Any customer billed in cents ($) per litre does not have guaranteed access to the consumer protections included in NECF, including EWON’s free, fair and independent advice and dispute resolution service. Access to EWON requires the hot water seller to be a member of EWON and while some EWON members operate in this market sector, other entities in this market sector are not required to be EWON members.

Consumer protections across the energy and water sector

Consumer Protections Metered gas and electricity supply Metered water supply Gas embedded networks*

 

National Energy Customer Framework (NECF)

NSW legislation and regulations

Unmetered gas or 'gas cooktop' supply

Metered hot water supply

Pricing controls or access to retail competition 
Rights to access essential services and/or obligations on seller to supply 
Rebates & concessions (NSW only)
Internal dispute resolution procedures 
Access to external dispute resolution
Minimum contractual standards
Billing, tariff and payment minimum requirements
Protections for vulnerable customers
Protections against disconnection

*EWON notes that hot water embedded networks can be powered by gas or electricity. We are focused on gas powered hot water embedded networks because the number of sites powered by electricity is limited. We are also unaware of any substantial growth in the number of hot water embedded networks powered by electricity. However, we consider that all hot water customers should benefit from increased consumer protections.

Metered hot water is an essential service

The NECF provides consumer protections guaranteeing electricity and gas customers access to an affordable energy supply, ensuring customer contracts are fair and reasonable, and includes provisions to keep households experiencing vulnerability connected. 

The NECF recognises energy (electricity and gas) as an essential service. Energy is needed to heat water, an essential element of day to day life, which requires regulation and additional consumer protection. Over the last decade, new energy technologies and business models such as solar, battery storage and hot water embedded networks, mean energy is increasingly sold outside of the regulatory framework designed to protect consumers – it is essentially being eroded.

When the sale of hot water is separated from the sale of energy and water, and becomes unregulated, it places the security of one of our long-standing essential energy services at risk.

The Australian Energy Market Commission’s (AEMC) recent review of consumer protections in an evolving market looked at how NECF should evolve to respond to emerging energy technologies and business models. A report commissioned by the AEMC as part of this review defined an essential service as: 

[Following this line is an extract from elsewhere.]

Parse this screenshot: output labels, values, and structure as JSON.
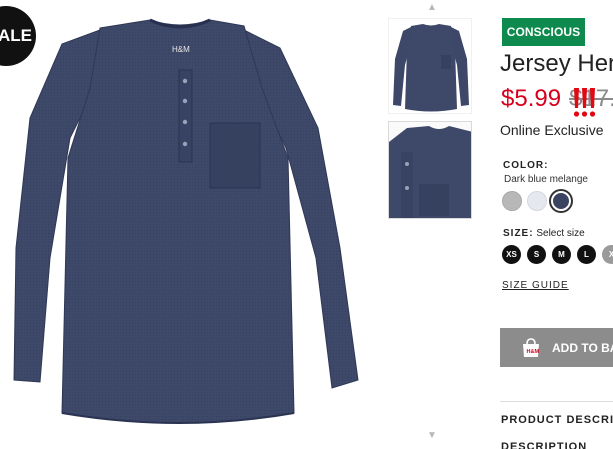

  • the ability of consumers to connect to at least one (reliable) energy source 
  • protection from disconnection for consumers who rely on only one source of electricity 
  • the ability of those on life support equipment to access a reliable source of energy. 

Access to hot water supply should be viewed through this lens.

What's at stake?


The AEMC's report identified five key areas of risk to consumer protections, relating to new energy products and services:

Hot water is an essential service. Hot water customers deserve protection against these five risks and access to energy specific external dispute resolution schemes.

Change needs to be initiated

Complaints to EWON have put the spotlight on hot water embedded networks but we do not have the ability to address the regulatory imbalances without support. As the number of customers living within hot water embedded networks grows, regulatory change in NSW, and beyond its borders, is required. 

We call upon government and policy makers to work with us to find a solution. EWON is positioned to convene a roundtable discussion and will reach out to policy makers to take a chair and initiate exploring solutions including:

  • amending the National Energy Retail Laws to include hot water within the definition of energy which could enable the Australian Energy Regulator (AER) to apply the exemption to hot water embedded networks; and or
  • calling on the NSW Government to require hot water embedded network operators to be regulated by WICA.

For queries about policy issues raised in Spotlight On, contact Rory Campbell. For media queries contact Fran Strachan.